Results come quickly — more than 75 percent of companies that sign up with HackerOne get at least one bug report within 24 hours. Even companies with long-standing bounty programs, such as Microsoft, are increasing their payouts. If participants find zero-day vulnerabilities that Microsoft can replicate, the rewards reach $15,000 or more.
Locking It Down
Along with bigger payouts, companies are also tightening up the formula they use to assign bug values. What’s the math behind all the money?

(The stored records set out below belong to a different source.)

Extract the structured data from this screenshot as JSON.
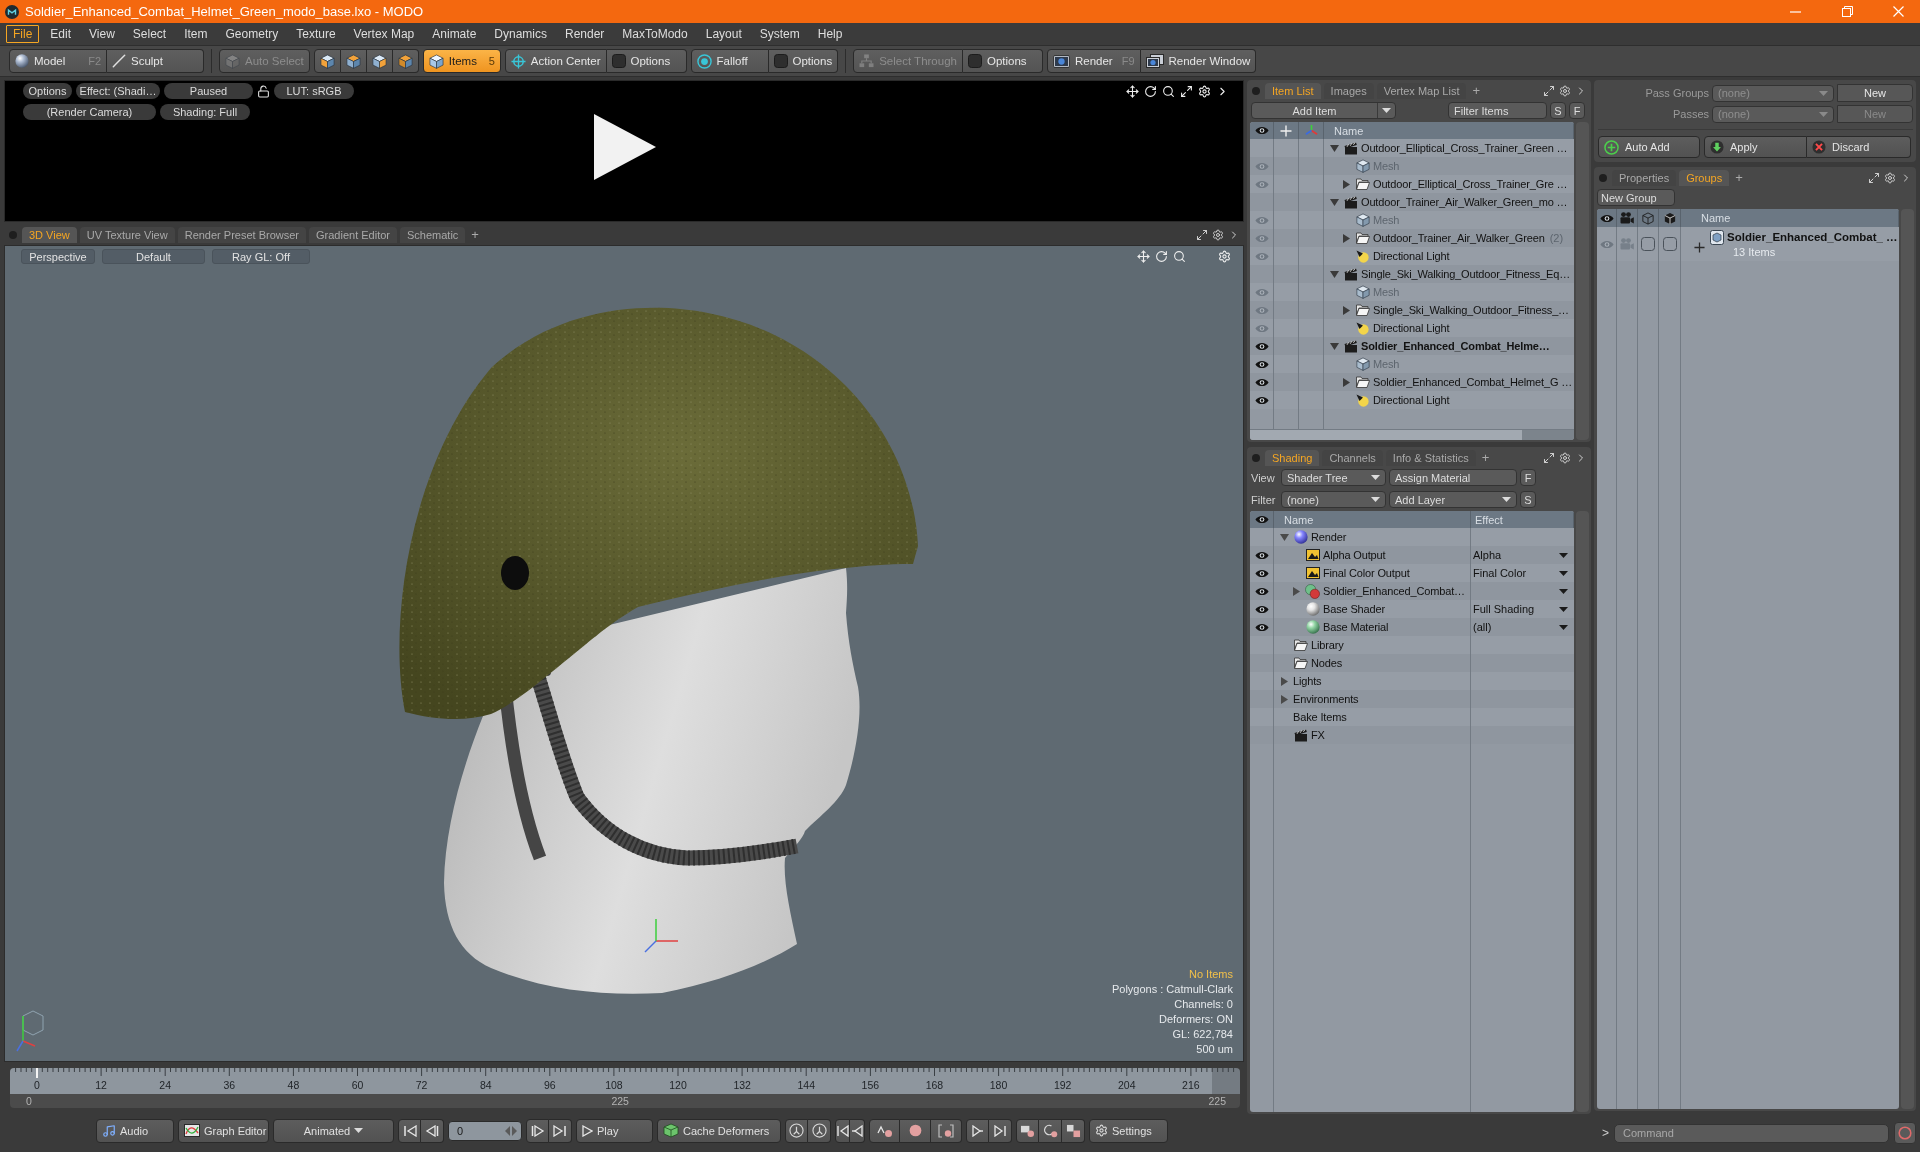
{
  "window": {
    "title": "Soldier_Enhanced_Combat_Helmet_Green_modo_base.lxo - MODO"
  },
  "menu": [
    {
      "label": "File",
      "selected": true
    },
    {
      "label": "Edit",
      "selected": false
    },
    {
      "label": "View",
      "selected": false
    },
    {
      "label": "Select",
      "selected": false
    },
    {
      "label": "Item",
      "selected": false
    },
    {
      "label": "Geometry",
      "selected": false
    },
    {
      "label": "Texture",
      "selected": false
    },
    {
      "label": "Vertex Map",
      "selected": false
    },
    {
      "label": "Animate",
      "selected": false
    },
    {
      "label": "Dynamics",
      "selected": false
    },
    {
      "label": "Render",
      "selected": false
    },
    {
      "label": "MaxToModo",
      "selected": false
    },
    {
      "label": "Layout",
      "selected": false
    },
    {
      "label": "System",
      "selected": false
    },
    {
      "label": "Help",
      "selected": false
    }
  ],
  "toolbar": [
    {
      "buttons": [
        {
          "kind": "model",
          "label": "Model",
          "shortcut": "F2",
          "selected": false,
          "disabled": false
        },
        {
          "kind": "sculpt",
          "label": "Sculpt",
          "selected": false,
          "disabled": false
        }
      ]
    },
    {
      "buttons": [
        {
          "kind": "auto_select",
          "label": "Auto Select",
          "selected": false,
          "disabled": true
        }
      ]
    },
    {
      "buttons": [
        {
          "kind": "vertices",
          "selected": false,
          "disabled": false
        },
        {
          "kind": "edges",
          "selected": false,
          "disabled": false
        },
        {
          "kind": "polygons",
          "selected": false,
          "disabled": false
        },
        {
          "kind": "materials",
          "selected": false,
          "disabled": false
        }
      ]
    },
    {
      "buttons": [
        {
          "kind": "items",
          "label": "Items",
          "shortcut": "5",
          "selected": true,
          "disabled": false
        }
      ]
    },
    {
      "buttons": [
        {
          "kind": "action_center",
          "label": "Action Center",
          "selected": false,
          "disabled": false
        },
        {
          "kind": "options",
          "label": "Options",
          "selected": false,
          "disabled": false
        }
      ]
    },
    {
      "buttons": [
        {
          "kind": "falloff",
          "label": "Falloff",
          "selected": false,
          "disabled": false
        },
        {
          "kind": "options",
          "label": "Options",
          "selected": false,
          "disabled": false
        }
      ]
    },
    {
      "buttons": [
        {
          "kind": "select_through",
          "label": "Select Through",
          "selected": false,
          "disabled": true
        },
        {
          "kind": "options",
          "label": "Options",
          "selected": false,
          "disabled": false
        }
      ]
    },
    {
      "buttons": [
        {
          "kind": "render",
          "label": "Render",
          "shortcut": "F9",
          "selected": false,
          "disabled": false
        },
        {
          "kind": "render_window",
          "label": "Render Window",
          "selected": false,
          "disabled": false
        }
      ]
    }
  ],
  "render_preview": {
    "buttons_left": [
      "Options",
      "Effect: (Shadi…",
      "Paused"
    ],
    "buttons_right": [
      "LUT: sRGB"
    ],
    "row_2": [
      "(Render Camera)",
      "Shading: Full"
    ]
  },
  "viewport_tabs": {
    "tabs": [
      {
        "label": "3D View",
        "selected": true
      },
      {
        "label": "UV Texture View",
        "selected": false
      },
      {
        "label": "Render Preset Browser",
        "selected": false
      },
      {
        "label": "Gradient Editor",
        "selected": false
      },
      {
        "label": "Schematic",
        "selected": false
      }
    ],
    "add_tab": "+"
  },
  "viewport": {
    "header": [
      "Perspective",
      "Default",
      "Ray GL: Off"
    ],
    "info": [
      {
        "text": "No Items",
        "highlight": true
      },
      {
        "text": "Polygons : Catmull-Clark",
        "highlight": false
      },
      {
        "text": "Channels: 0",
        "highlight": false
      },
      {
        "text": "Deformers: ON",
        "highlight": false
      },
      {
        "text": "GL: 622,784",
        "highlight": false
      },
      {
        "text": "500 um",
        "highlight": false
      }
    ]
  },
  "timeline": {
    "ruler_labels": [
      "0",
      "12",
      "24",
      "36",
      "48",
      "60",
      "72",
      "84",
      "96",
      "108",
      "120",
      "132",
      "144",
      "156",
      "168",
      "180",
      "192",
      "204",
      "216"
    ],
    "range_start": "0",
    "range_middle": "225",
    "range_end": "225"
  },
  "transport": {
    "audio": "Audio",
    "graph_editor": "Graph Editor",
    "mode": "Animated",
    "frame": "0",
    "play": "Play",
    "cache": "Cache Deformers",
    "settings": "Settings"
  },
  "item_list": {
    "tabs": [
      {
        "label": "Item List",
        "selected": true
      },
      {
        "label": "Images",
        "selected": false
      },
      {
        "label": "Vertex Map List",
        "selected": false
      }
    ],
    "add_tab": "+",
    "add_item": "Add Item",
    "filter": "Filter Items",
    "s_button": "S",
    "f_button": "F",
    "name_column": "Name",
    "tree": [
      {
        "kind": "scene",
        "name": "Outdoor_Elliptical_Cross_Trainer_Green …",
        "current": false,
        "expanded": true,
        "children": [
          {
            "kind": "mesh",
            "name": "Mesh",
            "visible": false
          },
          {
            "kind": "group",
            "name": "Outdoor_Elliptical_Cross_Trainer_Gre …",
            "visible": false,
            "expanded": false
          }
        ]
      },
      {
        "kind": "scene",
        "name": "Outdoor_Trainer_Air_Walker_Green_mo …",
        "current": false,
        "expanded": true,
        "children": [
          {
            "kind": "mesh",
            "name": "Mesh",
            "visible": false
          },
          {
            "kind": "group",
            "name": "Outdoor_Trainer_Air_Walker_Green",
            "suffix": "(2)",
            "visible": false,
            "expanded": false
          },
          {
            "kind": "light",
            "name": "Directional Light",
            "visible": false
          }
        ]
      },
      {
        "kind": "scene",
        "name": "Single_Ski_Walking_Outdoor_Fitness_Eq…",
        "current": false,
        "expanded": true,
        "children": [
          {
            "kind": "mesh",
            "name": "Mesh",
            "visible": false
          },
          {
            "kind": "group",
            "name": "Single_Ski_Walking_Outdoor_Fitness_…",
            "visible": false,
            "expanded": false
          },
          {
            "kind": "light",
            "name": "Directional Light",
            "visible": false
          }
        ]
      },
      {
        "kind": "scene",
        "name": "Soldier_Enhanced_Combat_Helme…",
        "current": true,
        "visible": true,
        "expanded": true,
        "children": [
          {
            "kind": "mesh",
            "name": "Mesh",
            "visible": true
          },
          {
            "kind": "group",
            "name": "Soldier_Enhanced_Combat_Helmet_G …",
            "visible": true,
            "expanded": false
          },
          {
            "kind": "light",
            "name": "Directional Light",
            "visible": true
          }
        ]
      }
    ]
  },
  "shading": {
    "tabs": [
      {
        "label": "Shading",
        "selected": true
      },
      {
        "label": "Channels",
        "selected": false
      },
      {
        "label": "Info & Statistics",
        "selected": false
      }
    ],
    "add_tab": "+",
    "view_label": "View",
    "view": "Shader Tree",
    "assign": "Assign Material",
    "f_button": "F",
    "filter_label": "Filter",
    "filter": "(none)",
    "add_layer": "Add Layer",
    "s_button": "S",
    "columns": [
      "Name",
      "Effect"
    ],
    "tree": [
      {
        "kind": "render",
        "name": "Render",
        "expanded": true,
        "children": [
          {
            "kind": "output",
            "name": "Alpha Output",
            "effect": "Alpha",
            "visible": true
          },
          {
            "kind": "output",
            "name": "Final Color Output",
            "effect": "Final Color",
            "visible": true
          },
          {
            "kind": "material_group",
            "name": "Soldier_Enhanced_Combat…",
            "expanded": false,
            "visible": true
          },
          {
            "kind": "shader",
            "name": "Base Shader",
            "effect": "Full Shading",
            "visible": true
          },
          {
            "kind": "material",
            "name": "Base Material",
            "effect": "(all)",
            "visible": true
          }
        ]
      },
      {
        "kind": "folder",
        "name": "Library"
      },
      {
        "kind": "folder",
        "name": "Nodes"
      },
      {
        "kind": "category",
        "name": "Lights",
        "expanded": false
      },
      {
        "kind": "category",
        "name": "Environments",
        "expanded": false
      },
      {
        "kind": "category",
        "name": "Bake Items"
      },
      {
        "kind": "fx",
        "name": "FX"
      }
    ]
  },
  "passes": {
    "rows": [
      {
        "label": "Pass Groups",
        "value": "(none)",
        "button": "New",
        "disabled": false
      },
      {
        "label": "Passes",
        "value": "(none)",
        "button": "New",
        "disabled": true
      }
    ],
    "auto_add": "Auto Add",
    "apply": "Apply",
    "discard": "Discard"
  },
  "groups": {
    "tabs": [
      {
        "label": "Properties",
        "selected": false
      },
      {
        "label": "Groups",
        "selected": true
      }
    ],
    "add_tab": "+",
    "new_group": "New Group",
    "name_column": "Name",
    "rows": [
      {
        "name": "Soldier_Enhanced_Combat_ …",
        "count": "13 Items",
        "expanded": false,
        "visible": false,
        "toggles": [
          {
            "on": false
          },
          {
            "on": false
          }
        ]
      }
    ]
  },
  "command": {
    "prompt": ">",
    "placeholder": "Command"
  }
}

CSO Online explained that it’s critical for companies to define what a bug is worth — and be prepared to change this number as market forces shift. Dark Reading also pointed to several key factors in “formalizing” bug bounty programs to pay out more when specific conditions are met. For example, HackerOne takes into account the severity of the flaw, the scarcity or abundance of similar bugs, the potential impact of the vulnerability in the wild and the maturity of a company’s existing security program.
What does this mean for bug hunters? Low-risk flaws that are common across industries, won’t lead to severe data breaches and can be effectively handled by internal teams will pay out on the low end of the spectrum: likely between $1,000 and $5,000. On the higher end, rare, risky and repeatable bugs that put corporate resources in jeopardy could net anywhere from $15,000 to $100,000.
The bottom line is that bug bounty programs, both internal and managed, are maturing as corporate risk increases. They are also becoming increasingly structured as more hackers lend their squashing skills to protect corporate data.